Data provided:
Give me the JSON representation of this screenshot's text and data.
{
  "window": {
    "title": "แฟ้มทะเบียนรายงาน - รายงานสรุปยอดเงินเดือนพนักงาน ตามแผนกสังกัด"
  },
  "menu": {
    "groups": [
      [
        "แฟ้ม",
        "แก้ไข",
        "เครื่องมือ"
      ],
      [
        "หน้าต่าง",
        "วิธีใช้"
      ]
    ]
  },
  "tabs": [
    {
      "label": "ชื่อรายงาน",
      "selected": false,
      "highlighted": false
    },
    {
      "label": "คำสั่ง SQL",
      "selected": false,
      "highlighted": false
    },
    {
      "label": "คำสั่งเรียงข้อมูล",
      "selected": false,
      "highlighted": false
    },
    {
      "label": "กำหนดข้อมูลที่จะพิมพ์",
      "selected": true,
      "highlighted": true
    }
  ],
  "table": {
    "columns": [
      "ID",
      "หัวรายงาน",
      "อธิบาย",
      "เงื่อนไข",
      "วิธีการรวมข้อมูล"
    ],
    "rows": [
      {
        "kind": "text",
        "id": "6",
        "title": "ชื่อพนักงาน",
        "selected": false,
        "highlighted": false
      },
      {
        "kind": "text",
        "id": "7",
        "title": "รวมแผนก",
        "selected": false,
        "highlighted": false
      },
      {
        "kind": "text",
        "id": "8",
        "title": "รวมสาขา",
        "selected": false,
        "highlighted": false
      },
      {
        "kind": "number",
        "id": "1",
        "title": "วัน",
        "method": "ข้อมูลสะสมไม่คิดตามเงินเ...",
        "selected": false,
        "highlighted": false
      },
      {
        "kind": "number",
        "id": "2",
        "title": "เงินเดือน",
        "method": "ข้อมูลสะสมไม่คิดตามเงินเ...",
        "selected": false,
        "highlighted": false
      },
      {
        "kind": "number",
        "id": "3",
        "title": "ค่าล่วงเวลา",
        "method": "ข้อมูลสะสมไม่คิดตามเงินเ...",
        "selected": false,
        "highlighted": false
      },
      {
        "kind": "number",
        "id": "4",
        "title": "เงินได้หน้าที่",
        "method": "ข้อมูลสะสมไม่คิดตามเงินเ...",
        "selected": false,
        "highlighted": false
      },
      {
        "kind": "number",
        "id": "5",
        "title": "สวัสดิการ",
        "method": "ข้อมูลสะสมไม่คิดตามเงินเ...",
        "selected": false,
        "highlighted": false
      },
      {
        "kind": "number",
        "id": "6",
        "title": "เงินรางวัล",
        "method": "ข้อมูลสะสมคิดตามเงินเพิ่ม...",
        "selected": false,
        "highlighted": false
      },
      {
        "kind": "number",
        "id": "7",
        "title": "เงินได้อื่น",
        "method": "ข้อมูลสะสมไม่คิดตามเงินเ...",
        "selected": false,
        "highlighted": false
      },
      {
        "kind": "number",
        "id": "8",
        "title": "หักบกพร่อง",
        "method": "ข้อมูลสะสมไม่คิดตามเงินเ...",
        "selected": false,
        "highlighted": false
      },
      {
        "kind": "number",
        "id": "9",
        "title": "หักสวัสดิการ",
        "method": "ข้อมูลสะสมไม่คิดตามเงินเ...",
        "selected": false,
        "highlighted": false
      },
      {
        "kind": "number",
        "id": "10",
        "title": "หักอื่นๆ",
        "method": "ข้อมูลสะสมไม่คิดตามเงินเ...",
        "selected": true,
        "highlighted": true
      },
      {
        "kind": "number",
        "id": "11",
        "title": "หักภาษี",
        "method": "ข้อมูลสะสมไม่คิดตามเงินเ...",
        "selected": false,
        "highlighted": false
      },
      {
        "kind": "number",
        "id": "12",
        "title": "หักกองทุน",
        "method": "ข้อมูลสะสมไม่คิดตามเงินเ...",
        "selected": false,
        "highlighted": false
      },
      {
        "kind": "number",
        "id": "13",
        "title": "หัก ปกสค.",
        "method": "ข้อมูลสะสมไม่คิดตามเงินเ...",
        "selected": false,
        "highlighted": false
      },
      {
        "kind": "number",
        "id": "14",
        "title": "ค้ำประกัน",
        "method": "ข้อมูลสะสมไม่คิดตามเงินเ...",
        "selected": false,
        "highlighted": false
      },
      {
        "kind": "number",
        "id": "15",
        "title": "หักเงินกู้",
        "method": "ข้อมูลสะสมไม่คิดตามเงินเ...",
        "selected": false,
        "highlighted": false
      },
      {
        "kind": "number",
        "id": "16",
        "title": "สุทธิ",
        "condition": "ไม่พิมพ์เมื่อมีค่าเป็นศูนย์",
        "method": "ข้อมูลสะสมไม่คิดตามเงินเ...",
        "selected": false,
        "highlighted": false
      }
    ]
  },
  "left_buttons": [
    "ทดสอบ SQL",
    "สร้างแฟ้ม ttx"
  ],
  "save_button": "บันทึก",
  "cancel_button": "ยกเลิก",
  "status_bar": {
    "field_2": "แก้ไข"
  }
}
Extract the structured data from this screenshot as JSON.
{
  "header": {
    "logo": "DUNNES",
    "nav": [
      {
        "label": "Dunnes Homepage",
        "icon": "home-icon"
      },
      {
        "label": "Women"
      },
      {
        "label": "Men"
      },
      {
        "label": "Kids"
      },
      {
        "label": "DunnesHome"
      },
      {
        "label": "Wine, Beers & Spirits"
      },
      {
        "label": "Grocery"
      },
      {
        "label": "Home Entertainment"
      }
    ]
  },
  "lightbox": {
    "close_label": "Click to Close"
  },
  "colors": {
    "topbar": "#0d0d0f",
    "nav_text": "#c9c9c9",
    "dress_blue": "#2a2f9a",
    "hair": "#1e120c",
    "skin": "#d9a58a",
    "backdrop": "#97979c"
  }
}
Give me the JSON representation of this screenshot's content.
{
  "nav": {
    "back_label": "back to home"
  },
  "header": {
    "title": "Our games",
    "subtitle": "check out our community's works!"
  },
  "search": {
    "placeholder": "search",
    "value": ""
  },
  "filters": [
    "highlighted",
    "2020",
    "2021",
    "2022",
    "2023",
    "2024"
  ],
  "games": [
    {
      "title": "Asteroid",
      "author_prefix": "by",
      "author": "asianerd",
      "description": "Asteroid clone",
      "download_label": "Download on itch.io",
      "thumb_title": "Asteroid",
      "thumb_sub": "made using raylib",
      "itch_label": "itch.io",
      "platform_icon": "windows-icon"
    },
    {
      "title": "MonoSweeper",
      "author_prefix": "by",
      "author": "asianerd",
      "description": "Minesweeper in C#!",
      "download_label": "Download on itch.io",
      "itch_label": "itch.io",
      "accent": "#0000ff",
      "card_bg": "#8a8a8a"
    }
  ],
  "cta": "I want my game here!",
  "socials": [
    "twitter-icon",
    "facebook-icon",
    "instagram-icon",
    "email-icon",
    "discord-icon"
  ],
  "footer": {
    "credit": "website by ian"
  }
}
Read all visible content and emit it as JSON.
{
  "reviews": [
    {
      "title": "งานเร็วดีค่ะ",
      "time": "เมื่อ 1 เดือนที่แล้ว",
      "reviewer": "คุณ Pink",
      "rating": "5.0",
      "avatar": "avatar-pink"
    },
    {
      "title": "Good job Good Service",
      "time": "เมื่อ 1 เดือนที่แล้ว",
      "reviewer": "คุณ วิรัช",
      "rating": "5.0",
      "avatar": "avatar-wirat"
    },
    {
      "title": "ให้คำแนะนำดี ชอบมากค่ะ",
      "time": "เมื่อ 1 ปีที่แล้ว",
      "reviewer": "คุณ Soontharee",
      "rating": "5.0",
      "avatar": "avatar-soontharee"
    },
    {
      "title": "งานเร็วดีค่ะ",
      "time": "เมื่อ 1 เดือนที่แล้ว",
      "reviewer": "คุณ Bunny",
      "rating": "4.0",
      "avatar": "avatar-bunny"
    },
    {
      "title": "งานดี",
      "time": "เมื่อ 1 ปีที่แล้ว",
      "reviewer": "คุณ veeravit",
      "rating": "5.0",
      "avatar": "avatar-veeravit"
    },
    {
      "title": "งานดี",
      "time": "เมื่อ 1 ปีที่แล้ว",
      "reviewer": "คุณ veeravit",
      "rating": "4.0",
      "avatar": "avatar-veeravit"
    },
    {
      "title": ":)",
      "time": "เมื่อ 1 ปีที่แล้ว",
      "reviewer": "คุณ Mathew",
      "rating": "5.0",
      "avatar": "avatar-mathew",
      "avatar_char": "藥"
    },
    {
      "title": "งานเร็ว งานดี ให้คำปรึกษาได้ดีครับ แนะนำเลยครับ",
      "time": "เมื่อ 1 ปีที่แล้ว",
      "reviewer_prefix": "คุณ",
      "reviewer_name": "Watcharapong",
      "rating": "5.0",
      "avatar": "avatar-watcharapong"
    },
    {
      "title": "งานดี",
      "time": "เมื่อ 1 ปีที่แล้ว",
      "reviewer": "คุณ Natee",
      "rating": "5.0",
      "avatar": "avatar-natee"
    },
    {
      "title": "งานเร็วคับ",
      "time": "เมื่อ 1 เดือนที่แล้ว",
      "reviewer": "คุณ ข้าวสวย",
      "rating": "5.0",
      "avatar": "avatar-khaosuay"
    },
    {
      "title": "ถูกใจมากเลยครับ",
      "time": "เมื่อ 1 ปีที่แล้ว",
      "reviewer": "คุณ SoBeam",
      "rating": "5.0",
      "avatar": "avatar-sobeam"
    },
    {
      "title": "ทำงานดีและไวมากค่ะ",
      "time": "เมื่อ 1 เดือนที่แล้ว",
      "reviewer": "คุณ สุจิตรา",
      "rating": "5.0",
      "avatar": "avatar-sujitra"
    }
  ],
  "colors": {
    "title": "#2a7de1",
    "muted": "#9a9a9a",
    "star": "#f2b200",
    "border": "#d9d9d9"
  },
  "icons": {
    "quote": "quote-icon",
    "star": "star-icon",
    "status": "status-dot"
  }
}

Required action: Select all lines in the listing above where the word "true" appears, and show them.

Task response:
      "selected": true,
      "highlighted": true
        "selected": true,
        "highlighted": true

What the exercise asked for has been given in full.